So – as for why it’s a bad idea to turn off System Integrity Protection – simple, it stops malware from altering the OS. It is true that we survived without it in older versions of OS X, so it is tempting to think that it is not important. But, that attitude misses a very important reality – security is a cat and mouse game – last year’s cat was able to stand up to last year’s mouse, but last year’s cat may have more trouble with next year’s mouse, not to mention the mouse from five years into the future. Apple is not increasing it’s defences for no reason – developing SIP cost a lot of money, and Apple didn’t make that investment on a whim – they know the attackers are upping their game, so Apple is upping our defences in response.
Apple are not going to roll back their security in OS X, so you are on a road to nowhere IMO. Today, it is possible to turn off SIP, and it may well be possible next year in OS X 10.12 Venice Beach (or what ever they call it), but I would not bet on it remaining possible for many versions into the future. Today, running without it is not reckless, but will that be true next year, or the year after, or five years from now? That’s another bet I wouldn’t take. All these hacks are dead men walking IMO.

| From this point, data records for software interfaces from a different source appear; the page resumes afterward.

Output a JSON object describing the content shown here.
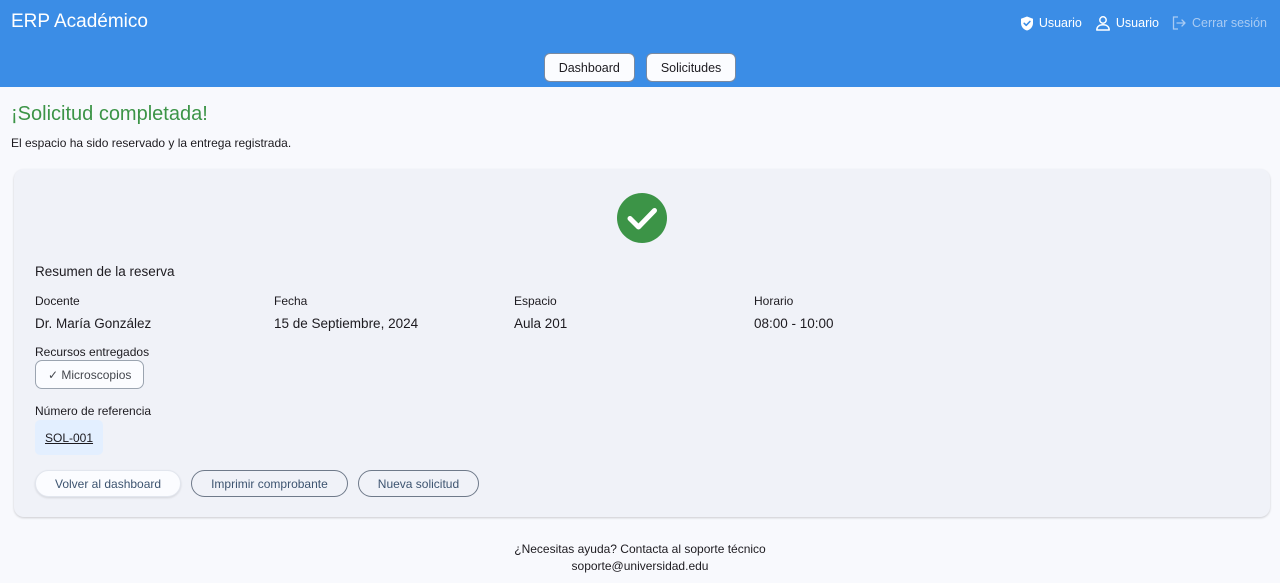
{
  "header": {
    "app_title": "ERP Académico",
    "role_label": "Usuario",
    "user_label": "Usuario",
    "logout_label": "Cerrar sesión"
  },
  "nav": {
    "dashboard_label": "Dashboard",
    "requests_label": "Solicitudes"
  },
  "page": {
    "title": "¡Solicitud completada!",
    "subtitle": "El espacio ha sido reservado y la entrega registrada."
  },
  "summary": {
    "title": "Resumen de la reserva",
    "fields": [
      {
        "label": "Docente",
        "value": "Dr. María González"
      },
      {
        "label": "Fecha",
        "value": "15 de Septiembre, 2024"
      },
      {
        "label": "Espacio",
        "value": "Aula 201"
      },
      {
        "label": "Horario",
        "value": "08:00 - 10:00"
      }
    ],
    "resources_label": "Recursos entregados",
    "resources": [
      "✓ Microscopios"
    ],
    "reference_label": "Número de referencia",
    "reference_value": "SOL-001"
  },
  "actions": {
    "back_label": "Volver al dashboard",
    "print_label": "Imprimir comprobante",
    "new_label": "Nueva solicitud"
  },
  "footer": {
    "help_text": "¿Necesitas ayuda? Contacta al soporte técnico",
    "email": "soporte@universidad.edu"
  },
  "icons": {
    "role": "shield-check-icon",
    "user": "person-icon",
    "logout": "logout-icon",
    "success": "check-circle-icon"
  },
  "colors": {
    "header_bg": "#3b8de6",
    "success_green": "#3c9447",
    "card_bg": "#f0f2f8",
    "reference_bg": "#e3efff"
  }
}
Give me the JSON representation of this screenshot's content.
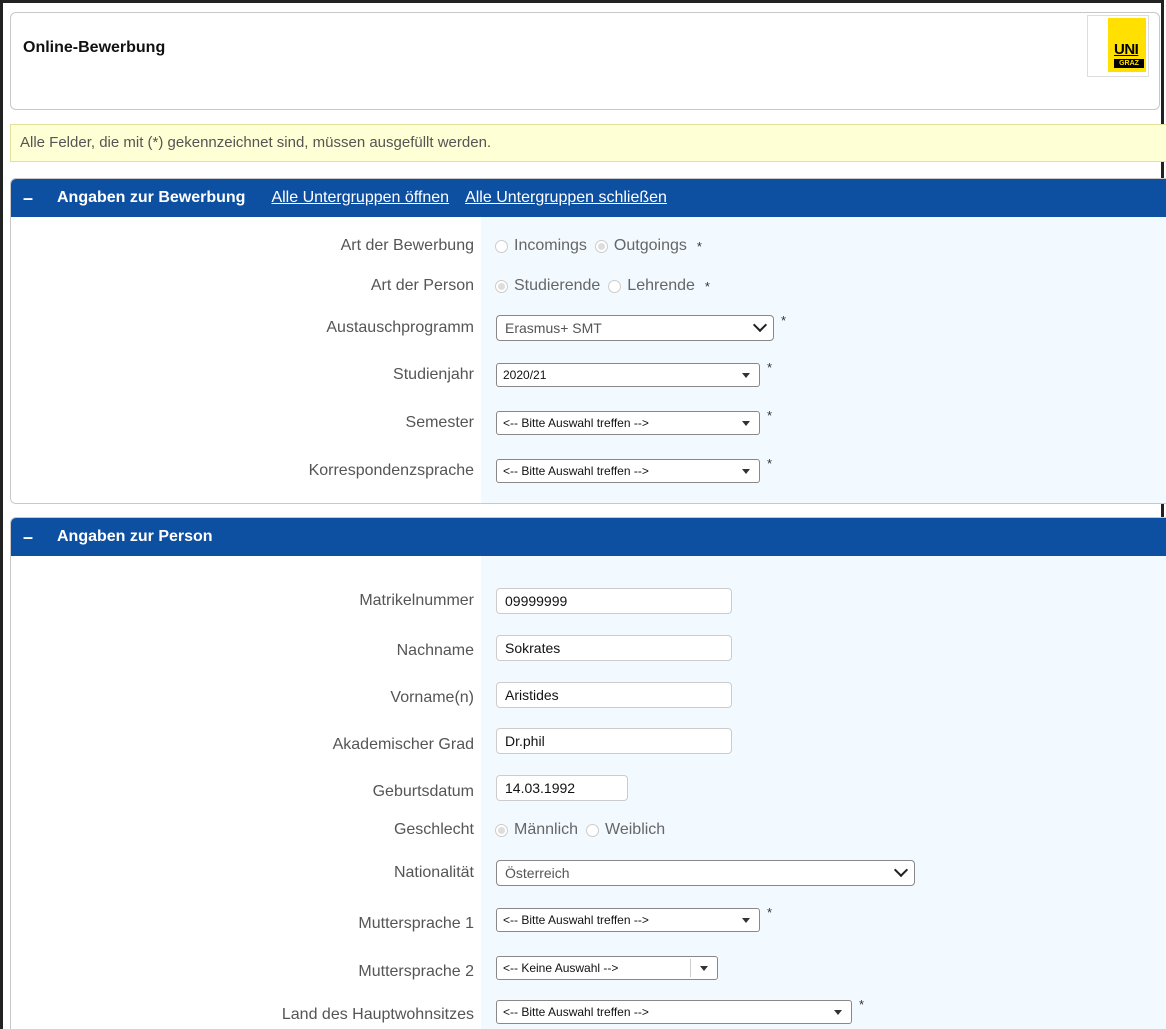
{
  "app": {
    "title": "Online-Bewerbung",
    "logo_text": "UNI",
    "logo_subtext": "GRAZ"
  },
  "notice": "Alle Felder, die mit (*) gekennzeichnet sind, müssen ausgefüllt werden.",
  "required_mark": "*",
  "section1": {
    "collapse_symbol": "–",
    "title": "Angaben zur Bewerbung",
    "open_all": "Alle Untergruppen öffnen",
    "close_all": "Alle Untergruppen schließen",
    "art_bewerbung": {
      "label": "Art der Bewerbung",
      "options": [
        "Incomings",
        "Outgoings"
      ],
      "selected": "Outgoings"
    },
    "art_person": {
      "label": "Art der Person",
      "options": [
        "Studierende",
        "Lehrende"
      ],
      "selected": "Studierende"
    },
    "austauschprogramm": {
      "label": "Austauschprogramm",
      "value": "Erasmus+ SMT"
    },
    "studienjahr": {
      "label": "Studienjahr",
      "value": "2020/21"
    },
    "semester": {
      "label": "Semester",
      "value": "<-- Bitte Auswahl treffen -->"
    },
    "korrespondenzsprache": {
      "label": "Korrespondenzsprache",
      "value": "<-- Bitte Auswahl treffen -->"
    }
  },
  "section2": {
    "collapse_symbol": "–",
    "title": "Angaben zur Person",
    "matrikelnummer": {
      "label": "Matrikelnummer",
      "value": "09999999"
    },
    "nachname": {
      "label": "Nachname",
      "value": "Sokrates"
    },
    "vorname": {
      "label": "Vorname(n)",
      "value": "Aristides"
    },
    "grad": {
      "label": "Akademischer Grad",
      "value": "Dr.phil"
    },
    "geburtsdatum": {
      "label": "Geburtsdatum",
      "value": "14.03.1992"
    },
    "geschlecht": {
      "label": "Geschlecht",
      "options": [
        "Männlich",
        "Weiblich"
      ],
      "selected": "Männlich"
    },
    "nationalitaet": {
      "label": "Nationalität",
      "value": "Österreich"
    },
    "muttersprache1": {
      "label": "Muttersprache 1",
      "value": "<-- Bitte Auswahl treffen -->"
    },
    "muttersprache2": {
      "label": "Muttersprache 2",
      "value": "<-- Keine Auswahl -->"
    },
    "land": {
      "label": "Land des Hauptwohnsitzes",
      "value": "<-- Bitte Auswahl treffen -->"
    }
  }
}
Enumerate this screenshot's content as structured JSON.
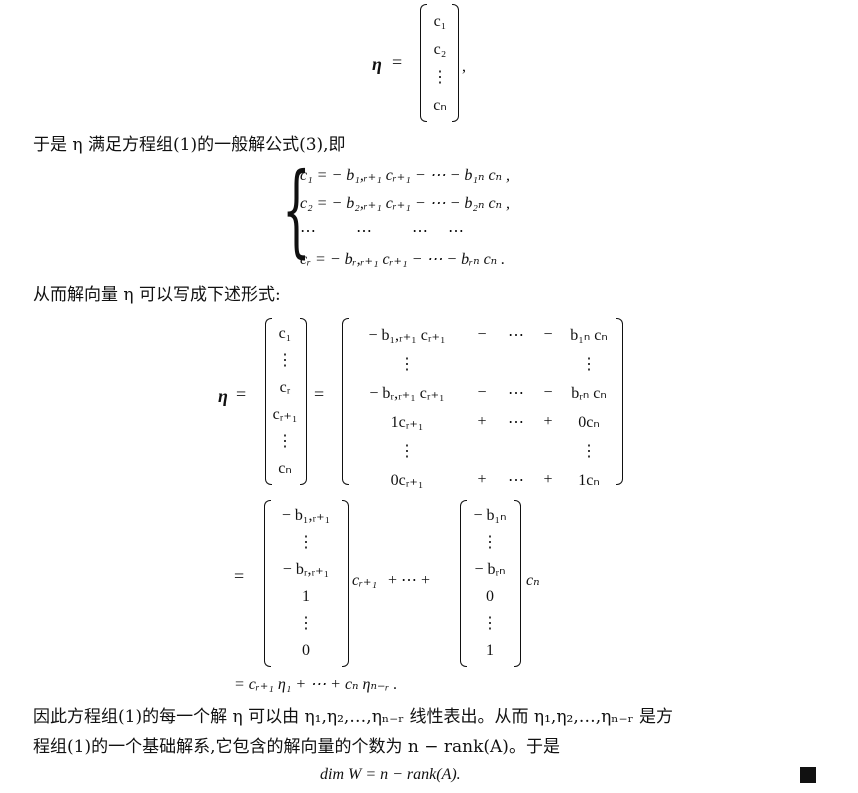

I’ve chosen to make my career in an industry that changes rapidly and relentlessly. After a decade and a half of experience, the most important lesson I’ve learned is to avoid swimming up-stream if at all practical – been there, done that, and that way lies only frustration and anger! I believe one of the eastern religions describes life as a river, and teaches the importance of noticing which way the current is flowing – I think they were definitely on to something!
I’m going through this myself at the moment. I ADORE Aperture. But it’s on a road to nowhere. I need to become proficient in Adobe’s imaging suite. It’s painful in the short-term, but in the long term it’s inevitable I end up in the Adobe world, so I’m putting my energies into making that work for me, rather than fighting it.
Not sure if this counts as tech advice or philosophy, but either way, those are my thoughts for what they’re worth 🙂